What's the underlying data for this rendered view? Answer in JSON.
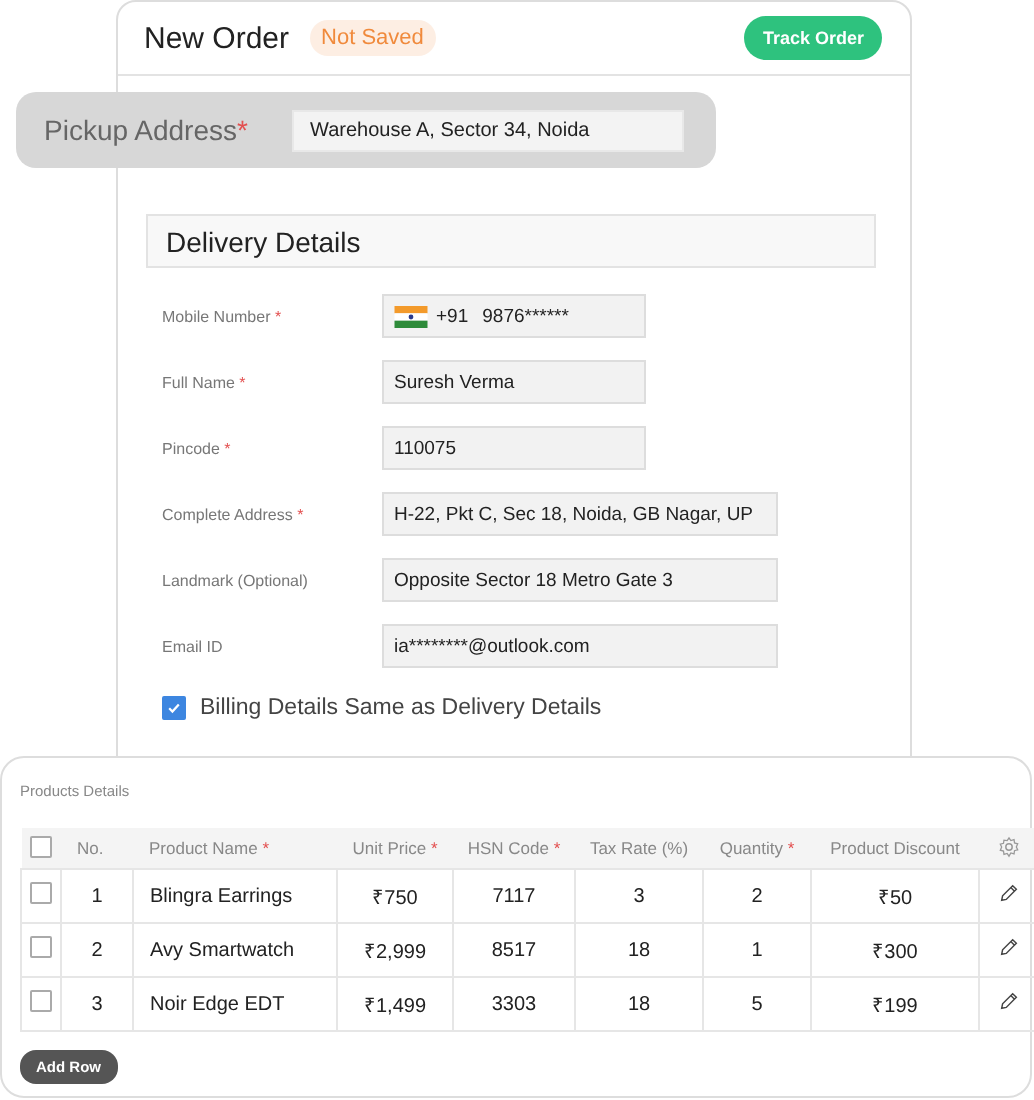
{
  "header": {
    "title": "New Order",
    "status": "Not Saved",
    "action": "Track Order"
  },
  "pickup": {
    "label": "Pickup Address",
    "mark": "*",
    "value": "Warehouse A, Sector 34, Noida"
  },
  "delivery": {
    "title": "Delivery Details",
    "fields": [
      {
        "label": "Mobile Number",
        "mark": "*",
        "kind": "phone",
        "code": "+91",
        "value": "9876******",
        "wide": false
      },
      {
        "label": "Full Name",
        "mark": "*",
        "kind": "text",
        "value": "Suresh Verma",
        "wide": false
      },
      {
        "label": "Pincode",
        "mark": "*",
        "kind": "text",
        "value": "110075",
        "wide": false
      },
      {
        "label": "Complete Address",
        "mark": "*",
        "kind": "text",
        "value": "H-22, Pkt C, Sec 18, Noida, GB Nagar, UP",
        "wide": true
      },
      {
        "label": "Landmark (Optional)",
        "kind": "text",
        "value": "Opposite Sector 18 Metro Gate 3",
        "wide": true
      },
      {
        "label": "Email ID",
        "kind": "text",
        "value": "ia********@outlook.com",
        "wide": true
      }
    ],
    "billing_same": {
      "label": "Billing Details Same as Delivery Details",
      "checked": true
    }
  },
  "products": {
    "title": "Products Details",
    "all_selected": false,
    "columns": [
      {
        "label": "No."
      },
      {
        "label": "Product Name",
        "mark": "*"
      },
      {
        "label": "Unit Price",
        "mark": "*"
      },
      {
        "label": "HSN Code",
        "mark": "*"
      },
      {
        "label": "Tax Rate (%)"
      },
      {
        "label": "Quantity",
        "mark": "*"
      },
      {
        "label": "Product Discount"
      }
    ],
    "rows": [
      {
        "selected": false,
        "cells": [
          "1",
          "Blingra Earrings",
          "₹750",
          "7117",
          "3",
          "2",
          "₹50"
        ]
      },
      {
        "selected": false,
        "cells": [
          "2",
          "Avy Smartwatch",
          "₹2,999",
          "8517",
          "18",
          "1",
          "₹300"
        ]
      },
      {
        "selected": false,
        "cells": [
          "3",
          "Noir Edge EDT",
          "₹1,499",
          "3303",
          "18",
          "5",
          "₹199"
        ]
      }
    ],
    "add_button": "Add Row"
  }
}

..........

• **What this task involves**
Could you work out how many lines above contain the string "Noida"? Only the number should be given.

• **Written response**
2